Task to carry out
If a line in the data below contains "icon", copy it.

Data for processing
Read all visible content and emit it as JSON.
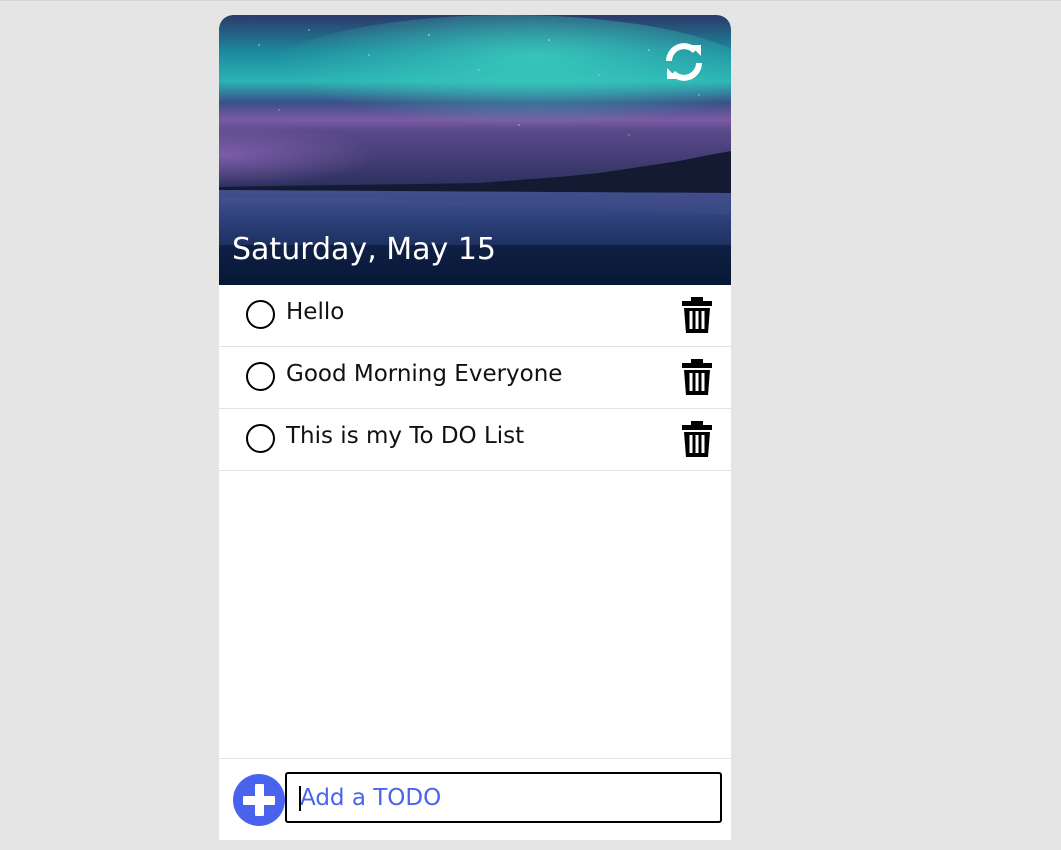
{
  "header": {
    "date": "Saturday, May 15",
    "refresh_icon": "refresh-icon"
  },
  "todos": [
    {
      "text": "Hello",
      "done": false
    },
    {
      "text": "Good Morning Everyone",
      "done": false
    },
    {
      "text": "This is my To DO List",
      "done": false
    }
  ],
  "footer": {
    "add_icon": "plus-icon",
    "input_placeholder": "Add a TODO",
    "input_value": ""
  },
  "colors": {
    "accent": "#4a63ee",
    "background": "#e5e5e5"
  }
}
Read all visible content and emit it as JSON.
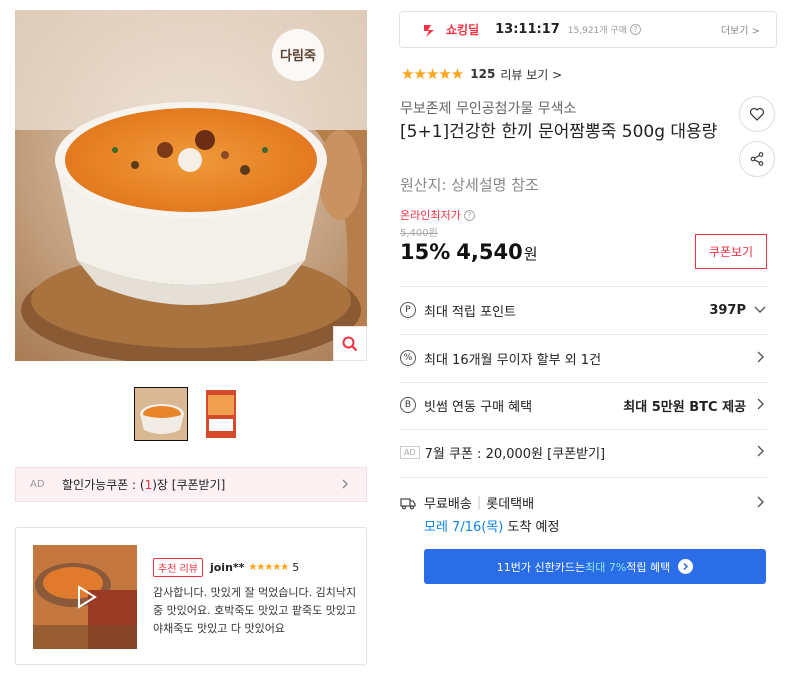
{
  "gallery": {
    "brand_logo_text": "다림죽",
    "zoom_icon": "search-icon",
    "thumbnails": [
      "porridge-bowl",
      "package"
    ]
  },
  "coupon_bar": {
    "ad": "AD",
    "prefix": "할인가능쿠폰 : (",
    "count": "1",
    "suffix": ")장 [쿠폰받기]"
  },
  "review": {
    "badge": "추천 리뷰",
    "user": "join**",
    "stars": "★★★★★",
    "score": "5",
    "text": "감사합니다. 맛있게 잘 먹었습니다. 김치낙지 중 맛있어요. 호박죽도 맛있고 팥죽도 맛있고 야채죽도 맛있고 다 맛있어요"
  },
  "deal": {
    "label": "쇼킹딜",
    "timer": "13:11:17",
    "purchases": "15,921개 구매",
    "help": "?",
    "more": "더보기 >"
  },
  "rating": {
    "stars": "★★★★★",
    "value": 4.5,
    "count": "125",
    "link": "리뷰 보기 >"
  },
  "product": {
    "seller": "무보존제 무인공첨가물 무색소",
    "title": "[5+1]건강한 한끼 문어짬뽕죽 500g 대용량",
    "origin": "원산지: 상세설명 참조"
  },
  "price": {
    "lowest_label": "온라인최저가",
    "help": "?",
    "original": "5,400원",
    "discount": "15%",
    "final": "4,540",
    "unit": "원",
    "coupon_button": "쿠폰보기"
  },
  "benefits": [
    {
      "icon": "P",
      "label": "최대 적립 포인트",
      "value": "397P"
    },
    {
      "icon": "%",
      "label": "최대 16개월 무이자 할부 외 1건",
      "value": ""
    },
    {
      "icon": "B",
      "label": "빗썸 연동 구매 혜택",
      "value": "최대 5만원 BTC 제공"
    },
    {
      "icon": "AD",
      "label": "7월 쿠폰 : 20,000원 [쿠폰받기]",
      "value": ""
    }
  ],
  "shipping": {
    "free": "무료배송",
    "carrier": "롯데택배",
    "date": "모레 7/16(목)",
    "date_rest": " 도착 예정"
  },
  "card_banner": {
    "prefix": "11번가 신한카드는 ",
    "highlight": "최대 7%",
    "suffix": " 적립 혜택"
  },
  "colors": {
    "accent_red": "#f43142",
    "link_blue": "#0b83e6",
    "banner_blue": "#2a6de7",
    "star": "#ffa31a"
  }
}
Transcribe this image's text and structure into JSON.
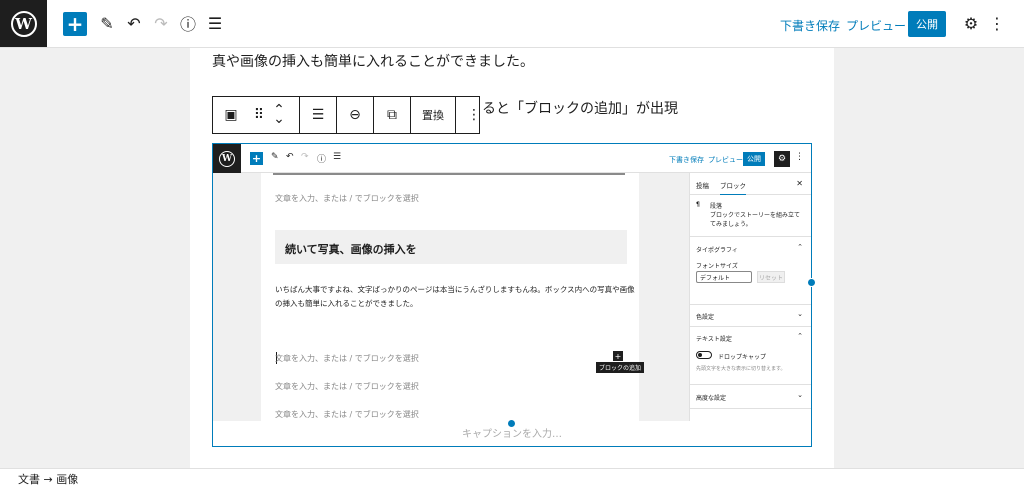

Answer box
    "refresh_icon": "refresh-icon"
    "add_icon": "plus-icon",
    "zoom_icon": "search-icon",
      "icon": "P",
      "icon": "%",
      "icon": "B",
      "icon": "AD",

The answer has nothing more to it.